Bee Helpful = what you can do to aid pollinators
Plant a diversity of nectar and pollen producing species that provide blooms from early spring thru the fall. Include indigenous plants. Bees have good colour vision preferring blue and yellow. Avoid the use of pesticides. Spray with natural, organic insecticides and horticultural oils at the appropriate times only. Spraying when trees and shrubs are in bloom will mame and kill the bees. Include larval host plants for butterflies. Join Pollination Canada’s Citizen science project and monitor the pollinators that visit your garden. Contact Harmony Gardens Landscaping to design and build your own bio-diverse ecosystem, including a pollinator garden, within your outdoor space.
Serviceberry, Dogwood, wild strawberry, wild geranium, Oregon grape, red currants, raspberry, violets, crocus, scilla, hepatica, primrose, apple, pear, peach, plum, crabapple trees, hawthorn, locust, basswood, Russian olive, tulip tree, and orange trees.

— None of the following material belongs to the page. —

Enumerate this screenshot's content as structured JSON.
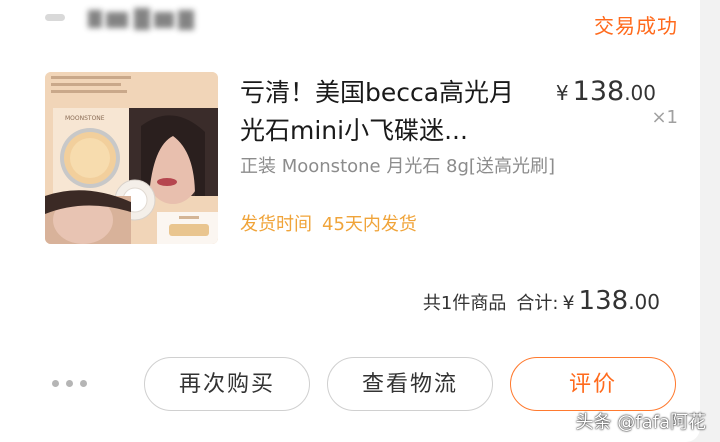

Hyssop, sunflower, blazing star liatris, bergamot, black-eyed Susan, stonecrop sedum, goldenrod, Culver’s root, salvia, milkweed, coreopsis, buddleia, lupine, tansy, lavender, oregano, rosemary, borage, sage, savory, basil and heather.
Plants poisonous to bees = avoid planting these
Mountain laurel, snow-on-the-mountain, andromedes, pieris, rhodendron, flowering tobacco, wild aster and boxwoods.